Records for processing START

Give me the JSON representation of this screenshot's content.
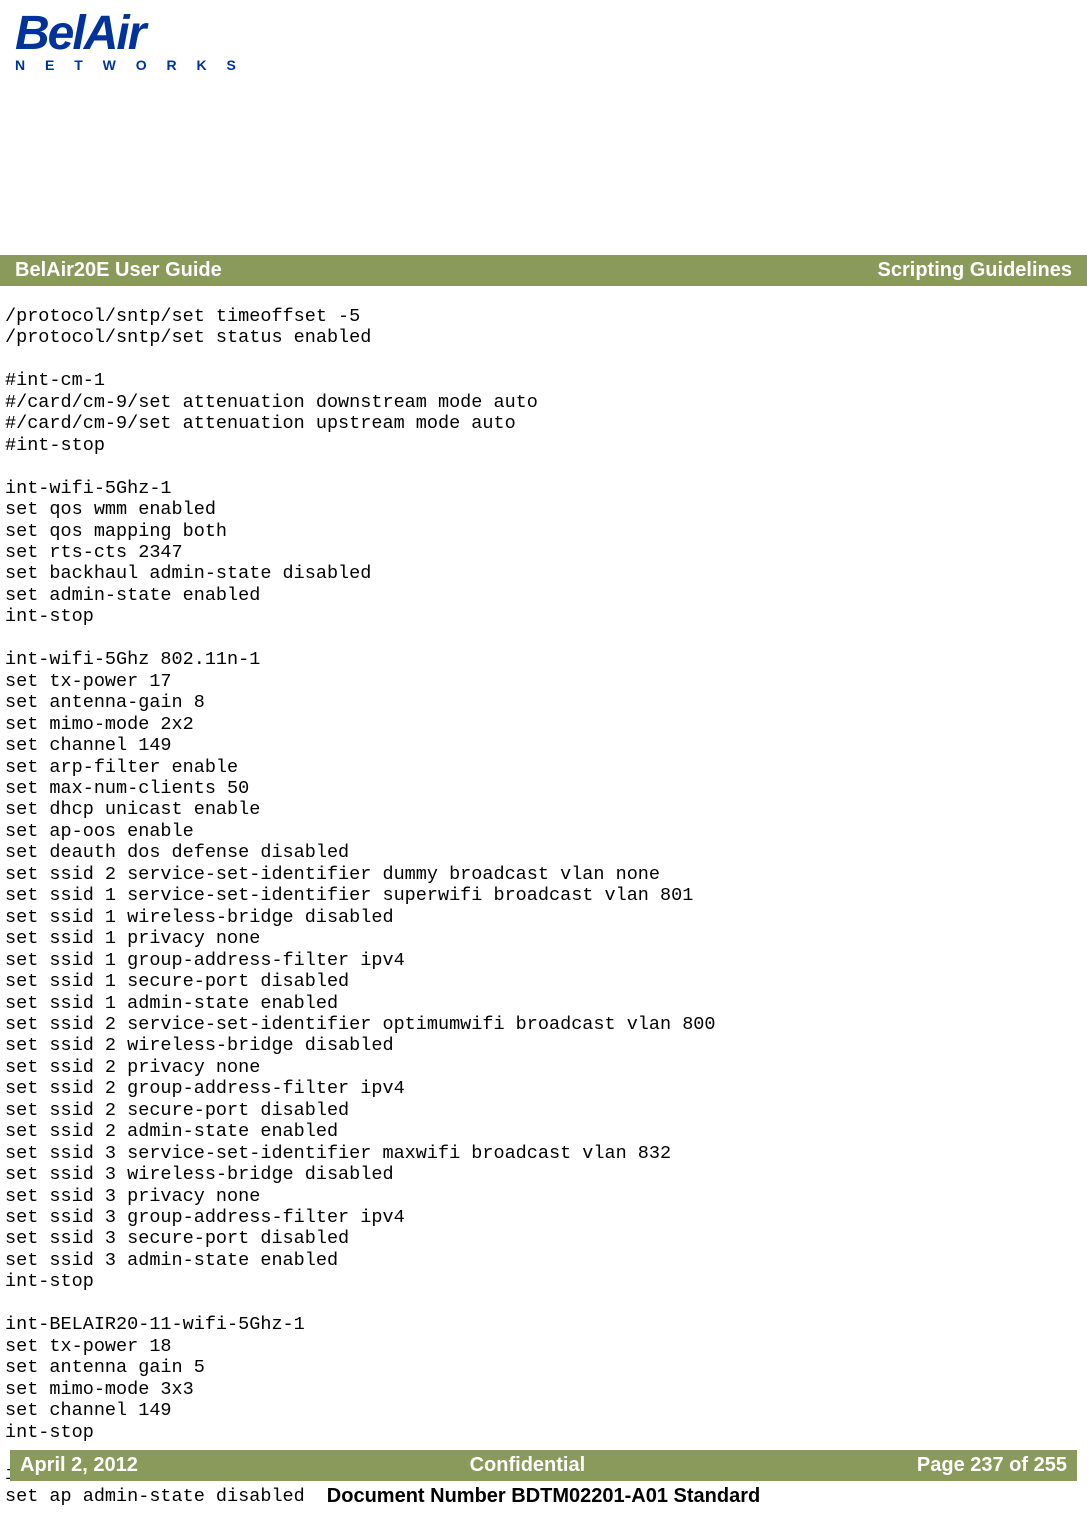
{
  "logo": {
    "main": "BelAir",
    "sub": "N E T W O R K S"
  },
  "titlebar": {
    "left": "BelAir20E User Guide",
    "right": "Scripting Guidelines"
  },
  "script_content": "/protocol/sntp/set timeoffset -5\n/protocol/sntp/set status enabled\n\n#int-cm-1\n#/card/cm-9/set attenuation downstream mode auto\n#/card/cm-9/set attenuation upstream mode auto\n#int-stop\n\nint-wifi-5Ghz-1\nset qos wmm enabled\nset qos mapping both\nset rts-cts 2347\nset backhaul admin-state disabled\nset admin-state enabled\nint-stop\n\nint-wifi-5Ghz 802.11n-1\nset tx-power 17\nset antenna-gain 8\nset mimo-mode 2x2\nset channel 149\nset arp-filter enable\nset max-num-clients 50\nset dhcp unicast enable\nset ap-oos enable\nset deauth dos defense disabled\nset ssid 2 service-set-identifier dummy broadcast vlan none\nset ssid 1 service-set-identifier superwifi broadcast vlan 801\nset ssid 1 wireless-bridge disabled\nset ssid 1 privacy none\nset ssid 1 group-address-filter ipv4\nset ssid 1 secure-port disabled\nset ssid 1 admin-state enabled\nset ssid 2 service-set-identifier optimumwifi broadcast vlan 800\nset ssid 2 wireless-bridge disabled\nset ssid 2 privacy none\nset ssid 2 group-address-filter ipv4\nset ssid 2 secure-port disabled\nset ssid 2 admin-state enabled\nset ssid 3 service-set-identifier maxwifi broadcast vlan 832\nset ssid 3 wireless-bridge disabled\nset ssid 3 privacy none\nset ssid 3 group-address-filter ipv4\nset ssid 3 secure-port disabled\nset ssid 3 admin-state enabled\nint-stop\n\nint-BELAIR20-11-wifi-5Ghz-1\nset tx-power 18\nset antenna gain 5\nset mimo-mode 3x3\nset channel 149\nint-stop\n\nint-wifi-5Ghz 802.11a-1\nset ap admin-state disabled",
  "footer": {
    "left": "April 2, 2012",
    "center": "Confidential",
    "right": "Page 237 of 255"
  },
  "doc_number": "Document Number BDTM02201-A01 Standard"
}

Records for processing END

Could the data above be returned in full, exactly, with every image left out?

Give me the JSON representation of this screenshot's content.
{
  "logo": {
    "main": "BelAir",
    "sub": "N E T W O R K S"
  },
  "titlebar": {
    "left": "BelAir20E User Guide",
    "right": "Scripting Guidelines"
  },
  "script_content": "/protocol/sntp/set timeoffset -5\n/protocol/sntp/set status enabled\n\n#int-cm-1\n#/card/cm-9/set attenuation downstream mode auto\n#/card/cm-9/set attenuation upstream mode auto\n#int-stop\n\nint-wifi-5Ghz-1\nset qos wmm enabled\nset qos mapping both\nset rts-cts 2347\nset backhaul admin-state disabled\nset admin-state enabled\nint-stop\n\nint-wifi-5Ghz 802.11n-1\nset tx-power 17\nset antenna-gain 8\nset mimo-mode 2x2\nset channel 149\nset arp-filter enable\nset max-num-clients 50\nset dhcp unicast enable\nset ap-oos enable\nset deauth dos defense disabled\nset ssid 2 service-set-identifier dummy broadcast vlan none\nset ssid 1 service-set-identifier superwifi broadcast vlan 801\nset ssid 1 wireless-bridge disabled\nset ssid 1 privacy none\nset ssid 1 group-address-filter ipv4\nset ssid 1 secure-port disabled\nset ssid 1 admin-state enabled\nset ssid 2 service-set-identifier optimumwifi broadcast vlan 800\nset ssid 2 wireless-bridge disabled\nset ssid 2 privacy none\nset ssid 2 group-address-filter ipv4\nset ssid 2 secure-port disabled\nset ssid 2 admin-state enabled\nset ssid 3 service-set-identifier maxwifi broadcast vlan 832\nset ssid 3 wireless-bridge disabled\nset ssid 3 privacy none\nset ssid 3 group-address-filter ipv4\nset ssid 3 secure-port disabled\nset ssid 3 admin-state enabled\nint-stop\n\nint-BELAIR20-11-wifi-5Ghz-1\nset tx-power 18\nset antenna gain 5\nset mimo-mode 3x3\nset channel 149\nint-stop\n\nint-wifi-5Ghz 802.11a-1\nset ap admin-state disabled",
  "footer": {
    "left": "April 2, 2012",
    "center": "Confidential",
    "right": "Page 237 of 255"
  },
  "doc_number": "Document Number BDTM02201-A01 Standard"
}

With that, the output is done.